Australia Is Primed For An ESG Revolution

Published on

Data from Corporate Governance in Australia 2023, a new report by Insightia, a Diligent brand, shows that boards must direct resources toward enhancing their ESG oversight, with environmental concerns forming the heart of both activist and institutional investor engagements alike.

The Rise Of ESG Activism In Australia

NEW YORK, APRIL 19, 2023 | Insightia data released today as part of a new special report highlight the growing importance of ESG in shareholder engagements with issuers, driven by the Australian Government’s newfound focus on environmental accountability and reporting.

According to the report, produced in association with First Advisers, sustainability is helping drive shareholder opposition toward pay plans at companies deemed to be taking insufficient steps towards decarbonizing, moreso than at companies proposing outsized CEO payouts.

Corporate Governance in Australia 2023, produced by Insightia (a Diligent brand), shows that Australia continues to attract an abundance of activists, ranking the third-busiest market in terms of companies subject to public demands in 2022.

The rise of ESG activism in Australia underscores the need for leaders to have a 360-view of data across their organization, strengthening their ability to identify which red flags to escalate to the board, monitor and mitigate evolving risks, and document compliance and risk management efforts in defensible, auditable detail.

“With Australian issuers looking set to face a swathe of new ESG-related reporting requirements and investor engagement requests in the coming years, it’s increasingly important for leaders to be proactive in addressing ESG-related risks and opportunities,” said Josh Black, editor-in-chief at Diligent.

Key Findings

ESG dominates both investor and regulatory engagements:

  • Mandatory corporate ESG reporting looks set to become a reality, with a new climate-savvy Prime Minister taking the reins and the Australian Government currently reviewing public comments on potential Task Force for Climate-related Financial Disclosure-aligned (TCFD) reporting.
  • In a landmark case for ESG activism, Mike Cannon-Brookes secured four board seats at AGL Energy’s November annual meeting, in a campaign centred on the company’s reliance on coal. The success of this proxy fight may inspire further instances of environmental activism.
  • In 2022, 24 climate change shareholder proposals won an average of 71.1% support, almost double the 36.4% average support and nearly triple the number of proposals filed two years prior.
  • Issuers are making good progress towards advancing board gender diversity, with female directors holding approximately 35% of all ASX 300 board seats in 2022, compared to 23% in 2019.

Hefty CEO payouts don’t always equal pay revolts:

  • Approximately 38% of ASX 100 and 32% of ASX 300 CEOs were classed as overpaid in 2022, with the basic materials, financial services, industrials, and energy sectors being the most likely to overpay executives.
  • Of the 34 ASX 100 companies identified as having outsized CEO total realized pay when compared to total shareholder returns in 2022, just eight faced greater than 10% opposition to their remuneration plans.
  • Instead of voting against excessive CEO pay plans, investors are directing opposition toward pay plans at companies deemed to be making insufficient steps towards decarbonization, with support for director remuneration proposals among Australia-based companies at the lowest it has been since 2015.

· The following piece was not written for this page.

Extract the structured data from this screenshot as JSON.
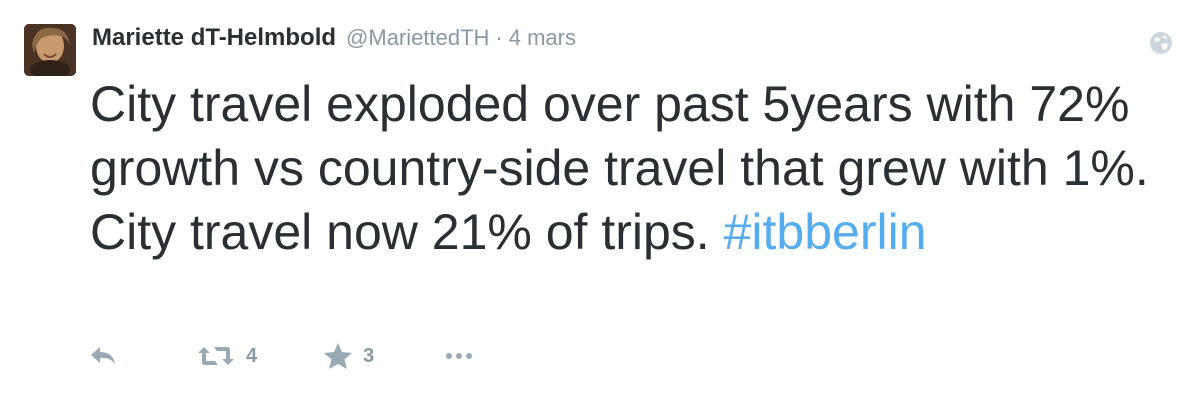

Occasional activists target board seats:

  • Australia ranked the third-busiest market for activism in 2022, only behind the U.S. and Japan. Last year, 61 companies were subject to activist engagement, compared to 72 and 69 in 2020 and 2021, respectively.
  • More than half of all demands made by activists in 2022 in Australia sought to either remove or add personnel to corporate boards, as the rate of remove personnel demands soared to its highest level since 2020. Conversely, 2022 was one of just three years since 2014 where more campaigns were resolved by settlements than via proxy votes.
  • The majority of engagements in Australia are being carried out by occasional activists or concerned shareholders, rather than dedicated activists. Only five campaigns in 2022 involved either partially focused and/or dedicated activists.

To download the full report, simply click here, or to view our archive of publications, please visit the resource center section on the Insightia website.

About Insightia

Insightia, a Diligent brand since January 2022, is a market-leading SaaS company formed in 2020 through the merger of Activist Insight and Proxy Insight. Launched in 2012 and 2013 respectively, these companies had quickly risen to become leaders in their fields.

Together, Insightia provides unrivalled coverage of shareholder activism, investor voting, and corporate governance. Through its web application, Insightia One, clients can access the most complete solution for listed company intelligence on the market, with broader and deeper insights than ever before.

About Diligent

Diligent is the global leader in modern governance, providing SaaS solutions across governance, risk, compliance, audit, and ESG. Serving more than 1 million users from over 25,000 customers around the world, we empower transformational leaders with technology, insights and confidence to drive greater impact and lead with purpose. Learn more at